(bassist Vincent Hidalgo and drummer David Hidalgo Jr.). Well, neither of these examples applies to The Drips
, because despite popular belief, they claim that they are not a side-project at all, but merely a group of friends from more well-known bands, jamming out a few tunes for the sheer fun of it.
This approach is fully evident upon giving the album a spin. It has that feeling of being laid back yet not the slightest bit lazy, and effortless yet energetic. Influences are present from the members' other bands, but with a twist. If The Distillers
and The Bronx
paint pictures of street life, violence and the heavier aspects of culture and life in Los Angeles, then The Drips

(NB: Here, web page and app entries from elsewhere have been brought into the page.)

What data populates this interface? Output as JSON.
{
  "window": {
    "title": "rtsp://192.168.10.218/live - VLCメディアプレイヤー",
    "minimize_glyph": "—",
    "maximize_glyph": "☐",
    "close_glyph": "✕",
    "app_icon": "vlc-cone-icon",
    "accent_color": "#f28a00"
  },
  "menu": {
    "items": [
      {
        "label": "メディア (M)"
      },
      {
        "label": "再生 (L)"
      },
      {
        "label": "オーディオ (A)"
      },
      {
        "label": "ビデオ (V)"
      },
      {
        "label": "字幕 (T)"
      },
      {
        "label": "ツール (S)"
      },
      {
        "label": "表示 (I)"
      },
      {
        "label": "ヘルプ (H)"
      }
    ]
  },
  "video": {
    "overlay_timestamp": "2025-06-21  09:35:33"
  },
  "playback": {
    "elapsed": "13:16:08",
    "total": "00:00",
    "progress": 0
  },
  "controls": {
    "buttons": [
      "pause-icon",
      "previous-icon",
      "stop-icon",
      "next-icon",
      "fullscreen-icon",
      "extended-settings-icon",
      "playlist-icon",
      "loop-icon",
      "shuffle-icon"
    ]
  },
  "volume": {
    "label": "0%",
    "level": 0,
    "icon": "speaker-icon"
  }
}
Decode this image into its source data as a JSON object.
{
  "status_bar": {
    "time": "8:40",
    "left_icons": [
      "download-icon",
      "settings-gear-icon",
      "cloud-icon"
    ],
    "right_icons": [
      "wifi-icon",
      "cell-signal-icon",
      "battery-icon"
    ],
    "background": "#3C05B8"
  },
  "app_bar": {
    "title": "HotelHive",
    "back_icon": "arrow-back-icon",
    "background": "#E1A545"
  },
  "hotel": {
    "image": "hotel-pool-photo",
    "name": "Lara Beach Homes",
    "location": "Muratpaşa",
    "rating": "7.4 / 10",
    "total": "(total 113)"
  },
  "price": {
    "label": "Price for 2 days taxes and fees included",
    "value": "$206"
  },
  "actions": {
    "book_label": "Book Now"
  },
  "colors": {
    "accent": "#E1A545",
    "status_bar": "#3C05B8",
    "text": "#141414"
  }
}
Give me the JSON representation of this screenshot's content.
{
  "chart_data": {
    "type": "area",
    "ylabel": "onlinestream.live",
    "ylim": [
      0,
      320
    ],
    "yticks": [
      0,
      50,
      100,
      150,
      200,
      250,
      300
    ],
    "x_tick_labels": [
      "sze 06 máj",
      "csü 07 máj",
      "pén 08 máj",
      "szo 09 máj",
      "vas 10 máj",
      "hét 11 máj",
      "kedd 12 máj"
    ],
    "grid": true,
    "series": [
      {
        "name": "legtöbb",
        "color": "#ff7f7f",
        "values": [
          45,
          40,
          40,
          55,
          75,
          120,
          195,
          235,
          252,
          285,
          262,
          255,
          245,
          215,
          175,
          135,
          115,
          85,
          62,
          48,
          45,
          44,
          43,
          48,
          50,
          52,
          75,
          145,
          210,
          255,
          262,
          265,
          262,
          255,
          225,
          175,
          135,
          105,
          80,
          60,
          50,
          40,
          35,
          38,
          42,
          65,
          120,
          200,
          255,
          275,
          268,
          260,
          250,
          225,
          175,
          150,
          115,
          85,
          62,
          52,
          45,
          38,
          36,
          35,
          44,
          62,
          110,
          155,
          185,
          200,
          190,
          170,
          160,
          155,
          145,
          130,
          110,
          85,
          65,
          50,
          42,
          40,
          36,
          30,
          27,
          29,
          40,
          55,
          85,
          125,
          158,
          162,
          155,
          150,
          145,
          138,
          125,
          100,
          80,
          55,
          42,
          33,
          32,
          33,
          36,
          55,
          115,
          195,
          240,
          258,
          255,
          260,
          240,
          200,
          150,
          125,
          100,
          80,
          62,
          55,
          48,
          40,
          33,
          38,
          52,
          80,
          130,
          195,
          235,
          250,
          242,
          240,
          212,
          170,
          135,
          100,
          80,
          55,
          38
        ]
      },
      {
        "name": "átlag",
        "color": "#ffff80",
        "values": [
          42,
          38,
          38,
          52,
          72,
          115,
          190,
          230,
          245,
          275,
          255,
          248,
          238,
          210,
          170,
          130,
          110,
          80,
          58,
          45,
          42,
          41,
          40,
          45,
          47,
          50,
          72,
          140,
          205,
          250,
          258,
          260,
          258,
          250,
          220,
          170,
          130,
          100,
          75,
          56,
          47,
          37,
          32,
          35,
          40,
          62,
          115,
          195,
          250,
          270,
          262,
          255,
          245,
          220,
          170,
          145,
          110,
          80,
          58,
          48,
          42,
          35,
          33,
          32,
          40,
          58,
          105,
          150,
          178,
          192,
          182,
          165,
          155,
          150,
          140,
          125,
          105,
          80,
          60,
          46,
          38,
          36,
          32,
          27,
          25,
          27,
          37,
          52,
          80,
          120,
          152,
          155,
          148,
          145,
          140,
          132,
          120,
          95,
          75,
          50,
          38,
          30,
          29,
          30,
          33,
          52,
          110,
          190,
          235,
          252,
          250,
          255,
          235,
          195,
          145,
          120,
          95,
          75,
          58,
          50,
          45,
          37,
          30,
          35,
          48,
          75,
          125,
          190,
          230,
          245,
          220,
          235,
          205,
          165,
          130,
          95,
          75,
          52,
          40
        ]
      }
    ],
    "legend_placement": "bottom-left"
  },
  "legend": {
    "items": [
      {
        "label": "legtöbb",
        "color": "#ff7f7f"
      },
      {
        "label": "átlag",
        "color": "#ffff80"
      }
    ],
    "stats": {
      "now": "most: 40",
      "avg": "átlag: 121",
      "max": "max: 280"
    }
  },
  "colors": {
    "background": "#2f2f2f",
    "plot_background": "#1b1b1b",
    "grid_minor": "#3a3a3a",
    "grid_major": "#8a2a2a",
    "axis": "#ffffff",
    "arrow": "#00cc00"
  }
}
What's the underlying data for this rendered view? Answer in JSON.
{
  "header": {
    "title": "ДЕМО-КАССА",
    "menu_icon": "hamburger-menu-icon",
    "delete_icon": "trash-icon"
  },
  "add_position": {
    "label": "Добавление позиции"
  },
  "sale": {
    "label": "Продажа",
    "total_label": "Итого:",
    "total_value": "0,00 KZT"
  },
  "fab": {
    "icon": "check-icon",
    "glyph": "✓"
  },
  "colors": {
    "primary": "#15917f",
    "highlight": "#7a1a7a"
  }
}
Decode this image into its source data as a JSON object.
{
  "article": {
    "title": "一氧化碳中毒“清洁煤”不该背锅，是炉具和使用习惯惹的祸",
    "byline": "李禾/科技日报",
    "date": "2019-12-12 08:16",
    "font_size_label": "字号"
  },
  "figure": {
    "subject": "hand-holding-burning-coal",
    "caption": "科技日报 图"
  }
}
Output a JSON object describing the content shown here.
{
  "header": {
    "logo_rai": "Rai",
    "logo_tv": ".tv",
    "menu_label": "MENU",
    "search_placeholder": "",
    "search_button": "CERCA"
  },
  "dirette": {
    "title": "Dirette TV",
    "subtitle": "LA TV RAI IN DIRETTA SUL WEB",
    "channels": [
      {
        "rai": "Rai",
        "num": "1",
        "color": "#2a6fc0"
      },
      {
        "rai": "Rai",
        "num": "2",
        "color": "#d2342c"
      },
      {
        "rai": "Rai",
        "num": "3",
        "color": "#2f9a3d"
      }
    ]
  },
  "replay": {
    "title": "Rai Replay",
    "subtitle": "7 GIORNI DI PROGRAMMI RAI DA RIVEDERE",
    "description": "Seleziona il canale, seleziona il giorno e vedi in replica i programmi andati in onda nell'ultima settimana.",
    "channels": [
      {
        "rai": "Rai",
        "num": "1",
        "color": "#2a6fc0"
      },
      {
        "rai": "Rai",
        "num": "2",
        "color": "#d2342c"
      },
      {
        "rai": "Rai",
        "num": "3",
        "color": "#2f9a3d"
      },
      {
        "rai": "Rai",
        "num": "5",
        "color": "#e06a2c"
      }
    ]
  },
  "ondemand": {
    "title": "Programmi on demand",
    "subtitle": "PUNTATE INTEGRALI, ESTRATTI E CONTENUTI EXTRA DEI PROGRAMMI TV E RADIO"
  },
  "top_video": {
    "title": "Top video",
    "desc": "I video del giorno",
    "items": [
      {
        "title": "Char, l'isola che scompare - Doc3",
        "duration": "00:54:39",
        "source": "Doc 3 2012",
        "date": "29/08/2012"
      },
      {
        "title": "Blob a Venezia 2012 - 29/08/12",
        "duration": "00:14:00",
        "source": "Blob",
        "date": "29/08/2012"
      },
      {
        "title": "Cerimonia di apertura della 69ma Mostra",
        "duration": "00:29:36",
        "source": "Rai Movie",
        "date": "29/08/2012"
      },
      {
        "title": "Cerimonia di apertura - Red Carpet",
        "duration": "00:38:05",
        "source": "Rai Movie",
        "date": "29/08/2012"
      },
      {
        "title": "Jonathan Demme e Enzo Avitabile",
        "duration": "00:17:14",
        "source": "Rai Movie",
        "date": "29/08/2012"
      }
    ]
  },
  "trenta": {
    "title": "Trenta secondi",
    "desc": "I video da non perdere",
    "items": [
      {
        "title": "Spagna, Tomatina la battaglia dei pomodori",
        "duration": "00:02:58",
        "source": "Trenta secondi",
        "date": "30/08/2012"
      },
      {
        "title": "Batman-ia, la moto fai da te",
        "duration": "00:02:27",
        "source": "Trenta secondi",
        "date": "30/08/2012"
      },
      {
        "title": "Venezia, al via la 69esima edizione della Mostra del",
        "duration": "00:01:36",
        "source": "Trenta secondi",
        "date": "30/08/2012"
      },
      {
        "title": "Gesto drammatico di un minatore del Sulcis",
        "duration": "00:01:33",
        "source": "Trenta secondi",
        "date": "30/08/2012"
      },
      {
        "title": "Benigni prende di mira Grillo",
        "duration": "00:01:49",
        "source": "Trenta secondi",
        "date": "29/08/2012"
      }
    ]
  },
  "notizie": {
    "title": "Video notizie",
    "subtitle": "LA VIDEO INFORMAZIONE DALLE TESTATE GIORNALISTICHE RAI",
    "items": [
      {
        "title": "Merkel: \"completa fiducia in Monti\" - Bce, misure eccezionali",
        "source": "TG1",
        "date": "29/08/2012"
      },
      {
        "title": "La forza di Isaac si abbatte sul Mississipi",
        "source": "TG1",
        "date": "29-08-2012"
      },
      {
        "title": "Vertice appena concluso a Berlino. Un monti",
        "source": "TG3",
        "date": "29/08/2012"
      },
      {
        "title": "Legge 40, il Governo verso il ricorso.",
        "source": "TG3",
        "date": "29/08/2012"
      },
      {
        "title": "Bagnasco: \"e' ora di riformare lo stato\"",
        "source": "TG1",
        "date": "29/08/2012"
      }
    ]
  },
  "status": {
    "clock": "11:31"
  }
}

sees them heading down to the very beach that adorns the album cover, with their friends and a few cases of beer to kick back and enjoy the summer sun. The whole album is relentlessly upbeat, and even the slower, wistful "16, 16, Six"
will have you stamping your foot to the laid-back beats, and the chorus melody provides a light at the end of the tunnel.
Aside from the aforementioned "16, 16, Six"
the album consists of 10 mid-to-fast tempo punk rock songs; all scuzzy guitars, laced with infectious melodies, and topped-off with the ever-honest, simple yet thoughtful lyrics of Matt Caughthran. It may come as a surprise to those who are accustomed to Matt's vocal work in The Bronx
and Bullet Treatment
, that his delivery here is gruff yet amazingly melodic, in fact not a world away from that of Chuck Ragan of Hot Water Music
fame. Considering their background in the decidedly un-punk-like Los Lobos
, the Hidalgo brothers acquit themselves well and provide a solid backbone for the songs. Despite the general lack of musical variation, no song ever fades into the next or goes by unnoticed; the quality of the songwriting is such that every riff, every drumbeat, and every line is catchy enough to keep the listener's attention throughout, and at a few minutes shy of half an hour in length, the album doesn't outstay its welcome. The unpolished yet solid production values only serve to endear the record to you even more.
It's hard to recommend particular tracks, due to the similarity in style, but for the sake of those wanting a few pointers to start with, my favourites are "Broken," "I'm Gone," "16, 16, Six,"
but to be honest, there's not a bad song to be found on here. After a few listens, you'll find yourself realising that this could well be one of the best punk rock albums of 2006, refreshingly free of any cliches or trends, and packed to the gills with honesty, energy, and catchy melodies. "Surely not?!" you'll think, "This can't be THAT good, it's just a bunch of friends mucking about, playing songs in their spare time..."
...But isn't that what music is all about? If The Drips
have anything to do with it, that'll be a resounding "YES!"